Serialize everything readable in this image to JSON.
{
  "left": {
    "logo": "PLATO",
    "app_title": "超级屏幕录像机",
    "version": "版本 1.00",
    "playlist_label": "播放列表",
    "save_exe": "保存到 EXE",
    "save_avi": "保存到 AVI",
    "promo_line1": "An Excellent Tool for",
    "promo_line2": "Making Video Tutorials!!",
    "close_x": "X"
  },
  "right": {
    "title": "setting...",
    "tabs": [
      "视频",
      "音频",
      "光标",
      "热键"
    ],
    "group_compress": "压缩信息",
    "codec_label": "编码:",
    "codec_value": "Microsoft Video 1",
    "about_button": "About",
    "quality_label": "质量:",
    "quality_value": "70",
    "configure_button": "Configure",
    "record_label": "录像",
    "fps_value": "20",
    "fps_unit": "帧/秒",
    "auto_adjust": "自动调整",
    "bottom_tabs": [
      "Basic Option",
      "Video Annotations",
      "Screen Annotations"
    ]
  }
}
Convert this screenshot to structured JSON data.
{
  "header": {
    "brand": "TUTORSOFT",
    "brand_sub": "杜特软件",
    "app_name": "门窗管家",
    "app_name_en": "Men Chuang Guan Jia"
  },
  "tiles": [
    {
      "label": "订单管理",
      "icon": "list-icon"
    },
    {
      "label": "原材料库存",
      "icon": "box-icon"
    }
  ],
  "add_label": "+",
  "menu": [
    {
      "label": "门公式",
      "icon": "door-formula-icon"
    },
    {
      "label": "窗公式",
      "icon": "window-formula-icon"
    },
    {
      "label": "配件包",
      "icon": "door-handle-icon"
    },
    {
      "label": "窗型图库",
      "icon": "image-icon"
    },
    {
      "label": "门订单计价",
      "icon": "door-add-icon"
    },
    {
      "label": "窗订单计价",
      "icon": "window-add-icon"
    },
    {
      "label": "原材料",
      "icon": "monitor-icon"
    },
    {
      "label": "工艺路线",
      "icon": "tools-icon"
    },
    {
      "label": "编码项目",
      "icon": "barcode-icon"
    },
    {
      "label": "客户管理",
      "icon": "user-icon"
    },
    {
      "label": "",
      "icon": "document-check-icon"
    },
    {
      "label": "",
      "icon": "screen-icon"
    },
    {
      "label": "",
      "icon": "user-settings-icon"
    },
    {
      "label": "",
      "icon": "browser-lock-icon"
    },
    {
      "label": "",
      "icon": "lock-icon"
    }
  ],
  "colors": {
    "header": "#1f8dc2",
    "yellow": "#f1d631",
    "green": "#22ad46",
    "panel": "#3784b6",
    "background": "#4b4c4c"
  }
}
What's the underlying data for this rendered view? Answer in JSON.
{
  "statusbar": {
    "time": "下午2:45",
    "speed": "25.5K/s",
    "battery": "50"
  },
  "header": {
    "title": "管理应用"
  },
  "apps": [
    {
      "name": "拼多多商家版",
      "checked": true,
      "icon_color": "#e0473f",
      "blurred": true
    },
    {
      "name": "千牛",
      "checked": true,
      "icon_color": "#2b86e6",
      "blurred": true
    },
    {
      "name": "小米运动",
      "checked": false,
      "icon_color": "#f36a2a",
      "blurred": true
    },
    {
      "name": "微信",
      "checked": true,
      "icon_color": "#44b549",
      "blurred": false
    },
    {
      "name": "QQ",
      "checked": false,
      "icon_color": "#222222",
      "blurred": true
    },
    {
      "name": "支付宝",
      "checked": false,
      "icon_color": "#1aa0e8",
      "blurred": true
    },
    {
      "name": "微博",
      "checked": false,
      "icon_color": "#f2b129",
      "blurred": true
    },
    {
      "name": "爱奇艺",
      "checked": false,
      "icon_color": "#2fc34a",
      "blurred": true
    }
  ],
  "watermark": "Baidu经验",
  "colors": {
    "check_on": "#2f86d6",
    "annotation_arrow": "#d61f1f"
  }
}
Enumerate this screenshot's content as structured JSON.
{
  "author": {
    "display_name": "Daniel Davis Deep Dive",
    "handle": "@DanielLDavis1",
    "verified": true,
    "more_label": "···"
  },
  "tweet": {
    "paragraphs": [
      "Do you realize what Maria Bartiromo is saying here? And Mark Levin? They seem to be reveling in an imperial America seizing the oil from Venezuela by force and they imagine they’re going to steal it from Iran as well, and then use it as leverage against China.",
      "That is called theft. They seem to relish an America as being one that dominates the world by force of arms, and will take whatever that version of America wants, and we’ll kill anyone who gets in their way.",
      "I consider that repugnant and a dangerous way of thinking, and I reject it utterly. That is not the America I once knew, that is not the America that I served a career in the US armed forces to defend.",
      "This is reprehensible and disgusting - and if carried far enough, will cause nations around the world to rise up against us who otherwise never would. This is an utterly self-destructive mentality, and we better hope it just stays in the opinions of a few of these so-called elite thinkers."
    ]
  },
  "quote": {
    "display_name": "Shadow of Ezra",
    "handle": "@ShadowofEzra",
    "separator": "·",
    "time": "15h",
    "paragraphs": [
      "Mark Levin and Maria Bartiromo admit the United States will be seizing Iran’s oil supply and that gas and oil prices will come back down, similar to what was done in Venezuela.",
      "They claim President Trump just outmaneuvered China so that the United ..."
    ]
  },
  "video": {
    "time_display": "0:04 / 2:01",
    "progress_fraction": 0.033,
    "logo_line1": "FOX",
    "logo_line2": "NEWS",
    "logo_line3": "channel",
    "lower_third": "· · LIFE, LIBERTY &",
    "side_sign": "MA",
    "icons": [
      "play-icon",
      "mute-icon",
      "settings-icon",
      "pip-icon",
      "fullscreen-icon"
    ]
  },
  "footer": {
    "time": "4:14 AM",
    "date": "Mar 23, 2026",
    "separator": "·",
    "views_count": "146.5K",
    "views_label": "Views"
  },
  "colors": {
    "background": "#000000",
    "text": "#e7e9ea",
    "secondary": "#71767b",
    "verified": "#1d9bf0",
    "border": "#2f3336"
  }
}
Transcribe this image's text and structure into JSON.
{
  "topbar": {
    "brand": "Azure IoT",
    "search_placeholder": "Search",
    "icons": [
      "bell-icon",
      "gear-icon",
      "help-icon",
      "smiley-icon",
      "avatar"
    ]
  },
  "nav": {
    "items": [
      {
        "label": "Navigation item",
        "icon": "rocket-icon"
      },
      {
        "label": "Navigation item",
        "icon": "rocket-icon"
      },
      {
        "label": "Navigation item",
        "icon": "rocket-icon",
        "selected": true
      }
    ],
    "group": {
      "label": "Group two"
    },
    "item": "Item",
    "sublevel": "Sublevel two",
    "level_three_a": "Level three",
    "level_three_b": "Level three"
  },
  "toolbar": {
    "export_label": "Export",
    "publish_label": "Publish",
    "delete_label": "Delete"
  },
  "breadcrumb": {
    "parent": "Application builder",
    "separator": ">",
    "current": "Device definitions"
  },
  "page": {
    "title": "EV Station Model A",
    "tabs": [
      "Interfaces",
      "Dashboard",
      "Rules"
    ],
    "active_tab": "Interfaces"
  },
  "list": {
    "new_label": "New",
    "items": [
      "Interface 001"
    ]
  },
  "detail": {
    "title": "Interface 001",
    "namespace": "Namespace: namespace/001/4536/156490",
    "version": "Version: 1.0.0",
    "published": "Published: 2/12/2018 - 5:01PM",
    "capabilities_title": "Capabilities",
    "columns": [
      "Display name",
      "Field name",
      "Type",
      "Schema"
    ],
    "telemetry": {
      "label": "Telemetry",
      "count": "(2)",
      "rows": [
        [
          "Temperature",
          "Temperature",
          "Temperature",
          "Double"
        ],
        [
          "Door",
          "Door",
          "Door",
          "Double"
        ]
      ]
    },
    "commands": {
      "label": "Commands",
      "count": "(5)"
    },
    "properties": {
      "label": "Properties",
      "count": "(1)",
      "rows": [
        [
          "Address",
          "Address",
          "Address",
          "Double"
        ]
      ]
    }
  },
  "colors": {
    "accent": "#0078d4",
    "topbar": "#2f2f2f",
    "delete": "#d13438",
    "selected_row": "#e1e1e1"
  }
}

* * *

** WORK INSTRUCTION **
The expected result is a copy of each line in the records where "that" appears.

** ANSWER TO THIS PROBLEM **
      "That is called theft. They seem to relish an America as being one that dominates the world by force of arms, and will take whatever that version of America wants, and we’ll kill anyone who gets in their way.",
      "I consider that repugnant and a dangerous way of thinking, and I reject it utterly. That is not the America I once knew, that is not the America that I served a career in the US armed forces to defend.",
      "Mark Levin and Maria Bartiromo admit the United States will be seizing Iran’s oil supply and that gas and oil prices will come back down, similar to what was done in Venezuela.",
      "They claim President Trump just outmaneuvered China so that the United ..."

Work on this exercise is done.